This movie has its share of problems and it is unfortunate that the potentially cool idea is not able to flourish. The first issue is the CGI which is up to the usual Asylum standard of looking like it was made by a high school student who was trying to crap out a computer project on Sunday night after partying all weekend. All of the shark attacks suffer this travesty which in itself is enough to kill the movie. This is accentuated by the terrible script that includes ridiculous ways for killing the sharks from holding them by the tail and pulling them backwards so that they suffocate to literally punching a great white in the face. I actually had to stop the movie and rewind it twice during the great white scene as I thought the movie had lulled me in a hallucinatory state of stupidity so that I was imagining things. This was not the case and one character is actually punching the shark while another guy holds it down. It may sound funny but it is just plain dumb. There is also a scene involving land mines that had me scratching my head wondering if the writer really thought I would not question what I was seeing. In fact, the whole movie is so poorly written and executed that any hope of it being funny due to the sheer suspension of disbelief that you are expected to have is wasted and it just becomes annoying. The dialogue is equally terrible and includes the following nonsensical line referring to the intelligence of baby sharks that is really silly if you actually do the math: "They are only two months old but more sophisticated than humans more than 20 times their age." I have never been threatened by the mental capacity of a three-year-old but clearly the writer of this flick has. It is easy to see why.

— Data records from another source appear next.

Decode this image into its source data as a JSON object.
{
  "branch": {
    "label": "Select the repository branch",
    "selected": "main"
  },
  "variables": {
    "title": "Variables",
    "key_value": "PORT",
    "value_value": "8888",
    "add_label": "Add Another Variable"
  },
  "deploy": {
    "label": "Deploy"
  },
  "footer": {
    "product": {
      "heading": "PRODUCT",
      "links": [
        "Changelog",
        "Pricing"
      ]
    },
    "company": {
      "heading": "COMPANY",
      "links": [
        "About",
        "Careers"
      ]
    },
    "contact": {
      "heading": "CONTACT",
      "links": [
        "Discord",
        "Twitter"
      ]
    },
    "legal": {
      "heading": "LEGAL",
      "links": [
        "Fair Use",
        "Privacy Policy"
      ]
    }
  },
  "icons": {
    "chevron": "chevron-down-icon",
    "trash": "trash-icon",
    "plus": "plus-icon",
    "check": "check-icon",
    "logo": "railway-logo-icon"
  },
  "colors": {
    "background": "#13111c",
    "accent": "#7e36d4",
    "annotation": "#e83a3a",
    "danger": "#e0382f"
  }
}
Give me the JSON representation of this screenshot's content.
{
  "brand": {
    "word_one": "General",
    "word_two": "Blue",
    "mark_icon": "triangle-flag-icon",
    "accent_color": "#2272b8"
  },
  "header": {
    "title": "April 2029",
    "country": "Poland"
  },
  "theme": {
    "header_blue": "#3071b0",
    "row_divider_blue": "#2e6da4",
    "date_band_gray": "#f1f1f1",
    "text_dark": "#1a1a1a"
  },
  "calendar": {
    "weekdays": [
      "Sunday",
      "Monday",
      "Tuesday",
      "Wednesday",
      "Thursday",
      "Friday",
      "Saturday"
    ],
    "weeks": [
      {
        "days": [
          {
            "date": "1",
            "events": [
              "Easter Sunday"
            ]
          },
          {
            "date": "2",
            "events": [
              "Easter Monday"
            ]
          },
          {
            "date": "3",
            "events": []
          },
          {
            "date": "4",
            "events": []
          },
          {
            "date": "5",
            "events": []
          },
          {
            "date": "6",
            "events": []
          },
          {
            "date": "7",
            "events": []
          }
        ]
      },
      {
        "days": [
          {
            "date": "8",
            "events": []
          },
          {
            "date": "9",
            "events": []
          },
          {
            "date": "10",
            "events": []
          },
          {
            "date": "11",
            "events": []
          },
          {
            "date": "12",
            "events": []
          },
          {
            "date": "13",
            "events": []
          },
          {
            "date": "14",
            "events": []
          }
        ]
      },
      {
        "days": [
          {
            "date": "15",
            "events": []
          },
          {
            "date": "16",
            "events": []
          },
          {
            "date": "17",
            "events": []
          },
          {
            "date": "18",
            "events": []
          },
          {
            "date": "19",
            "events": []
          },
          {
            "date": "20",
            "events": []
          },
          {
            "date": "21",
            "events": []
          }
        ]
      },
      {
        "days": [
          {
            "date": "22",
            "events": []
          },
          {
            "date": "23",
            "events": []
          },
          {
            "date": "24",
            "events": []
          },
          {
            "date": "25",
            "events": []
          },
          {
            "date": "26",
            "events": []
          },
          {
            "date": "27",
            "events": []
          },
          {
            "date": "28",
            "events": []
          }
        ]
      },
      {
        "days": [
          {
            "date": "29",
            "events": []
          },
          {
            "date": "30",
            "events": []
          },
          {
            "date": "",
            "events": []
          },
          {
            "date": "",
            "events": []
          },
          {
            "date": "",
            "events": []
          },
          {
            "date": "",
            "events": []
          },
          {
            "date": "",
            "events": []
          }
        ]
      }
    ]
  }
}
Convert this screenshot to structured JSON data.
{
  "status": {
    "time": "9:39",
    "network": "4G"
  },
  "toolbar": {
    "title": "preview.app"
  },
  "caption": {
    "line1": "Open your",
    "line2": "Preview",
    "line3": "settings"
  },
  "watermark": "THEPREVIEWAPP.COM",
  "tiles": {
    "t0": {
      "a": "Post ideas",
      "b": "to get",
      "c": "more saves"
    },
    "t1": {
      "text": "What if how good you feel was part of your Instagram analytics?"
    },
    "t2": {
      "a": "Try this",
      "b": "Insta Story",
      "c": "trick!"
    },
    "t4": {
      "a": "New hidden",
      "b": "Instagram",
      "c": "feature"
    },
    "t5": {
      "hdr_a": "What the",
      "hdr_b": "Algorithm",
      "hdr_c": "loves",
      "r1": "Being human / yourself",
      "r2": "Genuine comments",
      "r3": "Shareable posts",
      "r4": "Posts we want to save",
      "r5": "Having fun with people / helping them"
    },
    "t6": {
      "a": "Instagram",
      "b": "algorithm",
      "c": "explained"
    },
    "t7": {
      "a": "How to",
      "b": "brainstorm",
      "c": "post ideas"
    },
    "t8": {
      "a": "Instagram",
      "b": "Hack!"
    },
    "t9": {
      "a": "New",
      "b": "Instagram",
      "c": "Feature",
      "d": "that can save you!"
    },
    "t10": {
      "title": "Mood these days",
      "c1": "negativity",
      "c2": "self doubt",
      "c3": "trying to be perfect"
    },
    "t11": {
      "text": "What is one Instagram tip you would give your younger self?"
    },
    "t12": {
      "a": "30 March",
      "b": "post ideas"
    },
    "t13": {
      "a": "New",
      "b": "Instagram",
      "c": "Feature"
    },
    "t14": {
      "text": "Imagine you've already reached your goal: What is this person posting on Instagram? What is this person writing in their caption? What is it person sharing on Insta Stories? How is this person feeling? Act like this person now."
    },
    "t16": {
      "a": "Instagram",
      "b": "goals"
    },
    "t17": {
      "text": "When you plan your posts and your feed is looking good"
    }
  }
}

It is not pleasant for me to be so hard on this movie as I was really hoping that director Christopher Ray would follow in the footsteps of his father (B-movie legend Fred Olen Ray). Instead of bringing the youthful creativity and enthusiasm of his dad's early career, Chris has stepped into the shoes of the older, jaded Fred who is just delivering a product rather than making a movie for the love of the craft. It makes me sad that Chris just seems to be churning out flicks without seeming to understand what true genre fans want. Maybe he will turn it around but after seeing Shark Week, I really do feel like it is the end of an era. (Josh Pasnak, 3/14/13)

Directed By: Christopher Ray.
Written By: Liz Adams, H. Perry Horton.

Starring: Yancy Butler, Patrick Bergin, Josh Allen, Bart Baggett.